How to Put My Divorce on Hold
By Mike Broemmel
Updated July 21, 2017
At your option, or in concert with your spouse, you can seek to have your divorce proceedings put on hold, according to the American Bar Association Section of Family Law. For example, if you and your spouse decide you want to attempt a reconciliation, the court can suspend your divorce proceedings. The court can put a hold on your case for a specific period of time or indefinitely, depending on your circumstances.
Obtain a motion to suspend proceedings from the office of the court clerk where your divorce case is pending. The typical court clerk maintains a selection of standard forms for use by people without lawyers. These forms include instructions.
Contact your spouse to confirm that he agrees to putting the divorce on hold for the time being. If you spouse objects to a suspension of the proceedings, the court likely will not put the case on hold.
Complete the motion to suspend. Note that your spouse agrees with your request, if that is the case. State the specific reason why you wish to put the divorce proceedings on hold. For example, advise the court that you and your spouse are attempting a reconciliation. Sign the motion.
Send a copy of the motion to suspend proceedings to your spouse. First-class mail likely suffices, as opposed to certified mail.
File the motion with the clerk of the court.
Obtain a hearing date and time from either the court clerk or the administrative assistant to the judge assigned your case. Notify your spouse of the hearing.
Attend the hearing and present your position, together with any evidence, to support your request to put the case on hold.
Do not take advantage of the process for putting your divorce case on hold. If you request a suspension more than one or twice, you face the prospect of a judge dismissing your case.
- Do not take advantage of the process for putting your divorce case on hold. If you request a suspension more than one or twice, you face the prospect of a judge dismissing your case.
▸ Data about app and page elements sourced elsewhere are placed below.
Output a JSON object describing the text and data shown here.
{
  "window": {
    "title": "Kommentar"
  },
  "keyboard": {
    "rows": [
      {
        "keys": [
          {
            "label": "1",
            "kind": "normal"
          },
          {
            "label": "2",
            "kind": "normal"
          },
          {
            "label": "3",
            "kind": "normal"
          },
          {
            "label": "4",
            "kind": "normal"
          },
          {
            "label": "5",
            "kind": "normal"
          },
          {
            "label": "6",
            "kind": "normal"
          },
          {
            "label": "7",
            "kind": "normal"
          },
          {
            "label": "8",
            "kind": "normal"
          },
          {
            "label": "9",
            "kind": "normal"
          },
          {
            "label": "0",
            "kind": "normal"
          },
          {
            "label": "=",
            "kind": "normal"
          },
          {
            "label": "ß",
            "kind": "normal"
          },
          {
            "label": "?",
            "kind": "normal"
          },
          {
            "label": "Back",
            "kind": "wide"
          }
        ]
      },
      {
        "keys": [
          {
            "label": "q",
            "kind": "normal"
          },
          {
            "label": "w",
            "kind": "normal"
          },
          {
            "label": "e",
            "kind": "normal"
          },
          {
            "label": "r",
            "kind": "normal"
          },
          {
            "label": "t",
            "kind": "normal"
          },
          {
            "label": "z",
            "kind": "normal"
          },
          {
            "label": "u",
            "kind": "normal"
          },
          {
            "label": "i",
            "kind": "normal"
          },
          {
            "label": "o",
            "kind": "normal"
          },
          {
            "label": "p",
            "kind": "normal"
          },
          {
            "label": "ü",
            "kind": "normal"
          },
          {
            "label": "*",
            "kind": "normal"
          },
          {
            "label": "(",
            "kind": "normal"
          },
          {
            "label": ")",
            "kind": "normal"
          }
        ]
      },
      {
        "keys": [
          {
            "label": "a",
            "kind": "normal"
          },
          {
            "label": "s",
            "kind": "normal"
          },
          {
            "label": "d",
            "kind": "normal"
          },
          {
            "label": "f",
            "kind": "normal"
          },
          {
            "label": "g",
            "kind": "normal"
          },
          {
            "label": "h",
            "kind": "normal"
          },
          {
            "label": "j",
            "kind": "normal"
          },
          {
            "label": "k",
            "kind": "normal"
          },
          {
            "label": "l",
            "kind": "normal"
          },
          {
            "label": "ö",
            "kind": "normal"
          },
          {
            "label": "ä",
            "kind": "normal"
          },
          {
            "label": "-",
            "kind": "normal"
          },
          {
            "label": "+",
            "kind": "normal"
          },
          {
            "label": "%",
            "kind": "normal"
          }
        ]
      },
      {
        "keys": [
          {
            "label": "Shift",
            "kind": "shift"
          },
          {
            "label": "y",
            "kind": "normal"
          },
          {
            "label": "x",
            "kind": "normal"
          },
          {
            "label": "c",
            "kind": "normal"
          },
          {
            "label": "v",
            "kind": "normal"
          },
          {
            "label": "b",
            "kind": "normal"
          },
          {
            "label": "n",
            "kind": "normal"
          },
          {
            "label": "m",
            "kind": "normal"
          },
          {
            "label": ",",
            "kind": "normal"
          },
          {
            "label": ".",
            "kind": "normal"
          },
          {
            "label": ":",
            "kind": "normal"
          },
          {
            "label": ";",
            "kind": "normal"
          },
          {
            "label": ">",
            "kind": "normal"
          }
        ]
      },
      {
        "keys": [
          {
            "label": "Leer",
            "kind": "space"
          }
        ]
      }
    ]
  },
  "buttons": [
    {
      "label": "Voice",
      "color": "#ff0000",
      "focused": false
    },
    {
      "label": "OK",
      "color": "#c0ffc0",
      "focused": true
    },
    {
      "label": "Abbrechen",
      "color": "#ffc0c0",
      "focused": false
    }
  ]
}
Mike Broemmel began writing in 1982. He is an author/lecturer with two novels on the market internationally, "The Shadow Cast" and "The Miller Moth." Broemmel served on the staff of the White House Office of Media Relations. He holds a Bachelor of Arts in journalism and political science from Benedictine College and a Juris Doctorate from Washburn University. He also attended Brunel University, London.